(Beginning of Dataset excerpts)

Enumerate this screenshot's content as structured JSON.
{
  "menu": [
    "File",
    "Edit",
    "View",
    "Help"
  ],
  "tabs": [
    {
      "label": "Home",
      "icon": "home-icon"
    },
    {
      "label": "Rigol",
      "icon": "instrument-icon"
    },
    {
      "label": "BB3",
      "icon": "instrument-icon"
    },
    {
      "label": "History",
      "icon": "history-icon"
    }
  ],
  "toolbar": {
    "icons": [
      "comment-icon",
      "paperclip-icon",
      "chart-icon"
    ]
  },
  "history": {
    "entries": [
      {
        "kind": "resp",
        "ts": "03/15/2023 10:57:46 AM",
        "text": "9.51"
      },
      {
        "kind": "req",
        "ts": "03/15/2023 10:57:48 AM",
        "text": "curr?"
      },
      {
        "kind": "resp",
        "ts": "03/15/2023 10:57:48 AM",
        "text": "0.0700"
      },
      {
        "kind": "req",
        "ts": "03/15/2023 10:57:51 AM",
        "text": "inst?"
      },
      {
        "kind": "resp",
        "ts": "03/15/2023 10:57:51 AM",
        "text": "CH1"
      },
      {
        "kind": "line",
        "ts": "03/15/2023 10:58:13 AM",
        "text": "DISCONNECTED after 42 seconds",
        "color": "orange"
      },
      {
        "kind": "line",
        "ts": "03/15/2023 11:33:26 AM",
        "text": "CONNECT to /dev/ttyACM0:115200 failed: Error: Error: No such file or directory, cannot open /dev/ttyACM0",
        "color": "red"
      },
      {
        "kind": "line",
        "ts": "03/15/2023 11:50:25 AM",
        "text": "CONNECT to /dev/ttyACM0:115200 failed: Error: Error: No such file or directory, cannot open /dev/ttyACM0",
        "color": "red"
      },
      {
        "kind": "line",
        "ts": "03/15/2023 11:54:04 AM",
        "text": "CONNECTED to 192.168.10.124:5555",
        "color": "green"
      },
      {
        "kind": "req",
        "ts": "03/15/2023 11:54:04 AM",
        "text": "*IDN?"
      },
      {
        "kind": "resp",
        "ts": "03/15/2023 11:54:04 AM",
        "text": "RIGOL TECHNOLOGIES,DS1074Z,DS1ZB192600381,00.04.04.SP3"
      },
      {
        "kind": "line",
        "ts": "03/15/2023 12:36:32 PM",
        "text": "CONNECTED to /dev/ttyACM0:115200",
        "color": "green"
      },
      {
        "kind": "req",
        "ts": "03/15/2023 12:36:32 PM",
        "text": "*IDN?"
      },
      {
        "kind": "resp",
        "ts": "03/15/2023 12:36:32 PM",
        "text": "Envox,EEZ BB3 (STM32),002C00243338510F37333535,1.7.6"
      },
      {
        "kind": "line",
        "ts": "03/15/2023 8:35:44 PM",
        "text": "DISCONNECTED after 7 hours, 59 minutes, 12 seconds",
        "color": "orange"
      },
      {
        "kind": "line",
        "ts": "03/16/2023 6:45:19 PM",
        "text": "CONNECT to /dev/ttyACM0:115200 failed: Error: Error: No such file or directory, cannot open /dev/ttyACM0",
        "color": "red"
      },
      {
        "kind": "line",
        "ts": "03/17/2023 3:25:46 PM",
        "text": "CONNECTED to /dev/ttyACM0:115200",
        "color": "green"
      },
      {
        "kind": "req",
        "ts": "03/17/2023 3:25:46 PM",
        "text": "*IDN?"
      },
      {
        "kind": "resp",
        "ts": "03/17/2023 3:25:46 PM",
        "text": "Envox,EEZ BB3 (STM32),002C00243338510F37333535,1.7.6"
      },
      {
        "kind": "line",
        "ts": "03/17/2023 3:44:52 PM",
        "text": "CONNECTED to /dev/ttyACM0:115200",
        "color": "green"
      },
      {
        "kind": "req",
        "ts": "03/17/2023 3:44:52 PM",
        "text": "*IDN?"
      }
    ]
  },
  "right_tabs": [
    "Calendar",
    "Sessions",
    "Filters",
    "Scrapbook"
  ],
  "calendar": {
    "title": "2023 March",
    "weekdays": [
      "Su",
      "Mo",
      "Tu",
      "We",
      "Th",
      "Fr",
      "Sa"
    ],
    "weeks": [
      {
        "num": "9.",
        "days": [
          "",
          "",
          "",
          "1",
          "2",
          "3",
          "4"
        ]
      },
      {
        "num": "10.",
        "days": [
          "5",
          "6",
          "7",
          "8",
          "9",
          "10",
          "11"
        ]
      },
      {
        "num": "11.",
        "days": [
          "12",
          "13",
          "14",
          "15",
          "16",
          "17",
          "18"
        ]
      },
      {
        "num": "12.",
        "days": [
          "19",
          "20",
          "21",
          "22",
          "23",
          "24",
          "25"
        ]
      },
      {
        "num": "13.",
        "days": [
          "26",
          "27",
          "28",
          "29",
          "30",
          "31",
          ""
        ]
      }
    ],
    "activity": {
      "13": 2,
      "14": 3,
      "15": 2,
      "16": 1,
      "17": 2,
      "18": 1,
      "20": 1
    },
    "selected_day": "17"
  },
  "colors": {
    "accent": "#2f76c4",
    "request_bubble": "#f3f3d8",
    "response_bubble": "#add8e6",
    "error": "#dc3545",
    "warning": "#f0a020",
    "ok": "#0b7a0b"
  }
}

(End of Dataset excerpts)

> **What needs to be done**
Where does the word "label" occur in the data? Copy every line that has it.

> **Answer section**
      "label": "Home",
      "label": "Rigol",
      "label": "BB3",
      "label": "History",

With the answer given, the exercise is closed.